__TO DO__
Select all lines in the records that include "instagram".

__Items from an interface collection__
* * * * * * * * *
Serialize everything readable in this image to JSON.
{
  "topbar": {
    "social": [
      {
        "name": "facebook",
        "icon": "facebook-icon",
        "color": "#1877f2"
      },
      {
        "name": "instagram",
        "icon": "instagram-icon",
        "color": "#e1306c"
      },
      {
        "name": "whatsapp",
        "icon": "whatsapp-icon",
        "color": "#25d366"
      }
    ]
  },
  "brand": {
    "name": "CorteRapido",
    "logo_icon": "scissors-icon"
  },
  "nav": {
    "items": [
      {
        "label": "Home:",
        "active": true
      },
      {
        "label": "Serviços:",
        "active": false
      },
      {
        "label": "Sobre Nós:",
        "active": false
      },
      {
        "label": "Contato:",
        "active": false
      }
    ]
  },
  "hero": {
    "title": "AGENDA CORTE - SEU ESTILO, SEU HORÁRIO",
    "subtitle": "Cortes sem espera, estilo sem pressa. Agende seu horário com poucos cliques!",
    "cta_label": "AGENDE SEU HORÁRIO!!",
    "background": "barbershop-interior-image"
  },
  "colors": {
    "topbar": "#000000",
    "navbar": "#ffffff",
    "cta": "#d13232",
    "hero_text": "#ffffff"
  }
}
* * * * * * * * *
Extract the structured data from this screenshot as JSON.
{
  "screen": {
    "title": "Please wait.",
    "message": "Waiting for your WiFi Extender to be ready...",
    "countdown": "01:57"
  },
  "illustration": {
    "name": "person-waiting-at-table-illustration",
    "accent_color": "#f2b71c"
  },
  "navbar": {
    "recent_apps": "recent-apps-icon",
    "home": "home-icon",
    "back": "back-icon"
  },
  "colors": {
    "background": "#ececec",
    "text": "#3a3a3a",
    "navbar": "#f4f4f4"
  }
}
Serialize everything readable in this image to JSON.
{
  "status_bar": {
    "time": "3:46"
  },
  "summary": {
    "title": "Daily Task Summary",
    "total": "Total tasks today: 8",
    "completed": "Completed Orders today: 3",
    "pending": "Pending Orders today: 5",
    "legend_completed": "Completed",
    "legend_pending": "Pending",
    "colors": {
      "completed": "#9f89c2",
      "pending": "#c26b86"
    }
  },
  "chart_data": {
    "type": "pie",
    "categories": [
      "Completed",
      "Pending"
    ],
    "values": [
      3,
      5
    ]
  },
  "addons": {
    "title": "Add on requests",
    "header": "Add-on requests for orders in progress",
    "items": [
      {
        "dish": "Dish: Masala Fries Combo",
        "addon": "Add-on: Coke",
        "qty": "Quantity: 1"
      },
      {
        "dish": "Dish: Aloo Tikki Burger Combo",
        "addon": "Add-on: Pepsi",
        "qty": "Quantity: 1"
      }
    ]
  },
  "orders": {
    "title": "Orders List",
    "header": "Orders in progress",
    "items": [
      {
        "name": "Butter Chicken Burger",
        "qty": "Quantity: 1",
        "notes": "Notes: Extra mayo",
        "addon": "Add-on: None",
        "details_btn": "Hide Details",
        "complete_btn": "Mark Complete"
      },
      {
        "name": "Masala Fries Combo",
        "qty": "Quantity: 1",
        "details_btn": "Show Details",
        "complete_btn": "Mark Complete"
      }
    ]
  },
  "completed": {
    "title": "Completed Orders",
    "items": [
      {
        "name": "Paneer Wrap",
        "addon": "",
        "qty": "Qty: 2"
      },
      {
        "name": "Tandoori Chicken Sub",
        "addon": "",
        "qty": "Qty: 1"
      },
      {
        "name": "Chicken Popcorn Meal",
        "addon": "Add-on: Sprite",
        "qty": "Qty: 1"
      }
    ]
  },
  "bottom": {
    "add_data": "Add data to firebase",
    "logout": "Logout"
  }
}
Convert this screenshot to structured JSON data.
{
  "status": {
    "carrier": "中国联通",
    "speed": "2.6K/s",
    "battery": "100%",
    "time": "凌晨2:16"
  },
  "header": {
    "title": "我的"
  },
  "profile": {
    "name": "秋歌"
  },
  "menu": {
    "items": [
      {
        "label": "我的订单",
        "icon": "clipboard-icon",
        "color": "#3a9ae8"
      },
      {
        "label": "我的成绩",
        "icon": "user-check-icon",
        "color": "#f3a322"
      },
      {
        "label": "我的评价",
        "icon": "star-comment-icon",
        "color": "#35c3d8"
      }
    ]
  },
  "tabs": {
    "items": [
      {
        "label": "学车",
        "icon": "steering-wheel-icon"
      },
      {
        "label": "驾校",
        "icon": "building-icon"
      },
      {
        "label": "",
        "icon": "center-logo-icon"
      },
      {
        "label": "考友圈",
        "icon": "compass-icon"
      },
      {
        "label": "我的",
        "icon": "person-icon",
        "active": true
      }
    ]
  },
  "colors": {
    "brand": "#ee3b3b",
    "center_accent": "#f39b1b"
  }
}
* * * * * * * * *
__RESULT OF THIS EXERCISE__
        "name": "instagram",
        "icon": "instagram-icon",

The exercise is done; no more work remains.